And it wasn’t one death. One death is an accident. At the second death you are probably wondering “is this a product design issue”. At the third death if you are not having serious doubts then you probably lacking basic human morality.
But this was over thirty deaths.
That is thirty families that held funerals for their baby.
I don’t know what you say to parent number 17 whose child died well after it was patently obvious that this thing was killing babies.
One day I guess we will find out what Mattel will say to a jury.
But this is a moral failure truly extraordinary for a company whose key staff have to love children, understand children and design things to make children happy.
Understanding children and designing and marketing things to make children happy
But from what I hear that isn’t what Mattel is about any more.
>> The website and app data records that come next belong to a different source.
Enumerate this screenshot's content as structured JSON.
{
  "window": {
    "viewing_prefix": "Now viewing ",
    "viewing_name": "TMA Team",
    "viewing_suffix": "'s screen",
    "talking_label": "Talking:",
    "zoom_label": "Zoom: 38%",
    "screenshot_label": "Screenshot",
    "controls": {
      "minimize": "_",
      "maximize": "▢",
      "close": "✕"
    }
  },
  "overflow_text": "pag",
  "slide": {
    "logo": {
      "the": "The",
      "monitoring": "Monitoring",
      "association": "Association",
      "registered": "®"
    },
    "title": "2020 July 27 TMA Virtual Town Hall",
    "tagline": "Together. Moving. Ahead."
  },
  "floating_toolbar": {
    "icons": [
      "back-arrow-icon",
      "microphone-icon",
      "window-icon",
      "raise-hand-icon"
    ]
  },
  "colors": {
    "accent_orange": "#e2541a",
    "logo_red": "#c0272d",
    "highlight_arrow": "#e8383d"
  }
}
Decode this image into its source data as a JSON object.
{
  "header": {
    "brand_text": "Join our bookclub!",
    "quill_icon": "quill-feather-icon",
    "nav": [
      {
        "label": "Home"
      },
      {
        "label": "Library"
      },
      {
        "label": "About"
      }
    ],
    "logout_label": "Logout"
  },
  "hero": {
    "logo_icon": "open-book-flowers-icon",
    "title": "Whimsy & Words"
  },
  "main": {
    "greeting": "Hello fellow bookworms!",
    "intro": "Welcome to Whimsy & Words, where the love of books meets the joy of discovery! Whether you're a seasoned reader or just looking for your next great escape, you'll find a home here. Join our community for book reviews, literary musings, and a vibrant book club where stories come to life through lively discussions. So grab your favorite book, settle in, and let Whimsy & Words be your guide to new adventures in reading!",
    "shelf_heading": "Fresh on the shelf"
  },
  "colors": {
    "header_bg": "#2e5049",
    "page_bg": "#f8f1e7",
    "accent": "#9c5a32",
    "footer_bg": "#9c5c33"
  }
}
Their management were once from fast moving consumer goods companies (really attuned to milking brands).
Now they are Silicon Valley/social media types (which Hasbro has shown with Nerf might be better), but they seem too focused on selling their existing characters to Hollywood.
But Hatchimals (to pick a success from Spin Master) was a toy aimed at young children designed by someone with flair and a deep empathy with the young children who are the target market.
An empathy and an understanding that seems lacking at Mattel.
The morality of short-selling
I am a short-seller, and sometimes I am betting things fail when I really hope (for society) that they survive.
I am short a very small amount of Tesla and strangely I hope I lose on that bet. Elon Musk has demonstrated that electric cars can be better than internal combustion engines. He has improved the world. I think his finances are a mess and he has other problems. But deep down I hope he succeeds. I feel slightly dirty betting against what is fundamentally a good thing.
And I felt a little dirty betting against Barbie too. After all what is wrong with a toy company?
But there is plenty wrong with this toy company. It kills babies. It fails the basic test of a toy company.
And it will probably go bust too. And it will be deserved. The world will be a better place when the toy company which doesn’t love children and doesn’t design things to make them happy finally fails.
And maybe the next deadly toy won’t stay on the market quite as long. And there will be less grieving parents because this thing has finally filed chapter 11.
I truly hope so.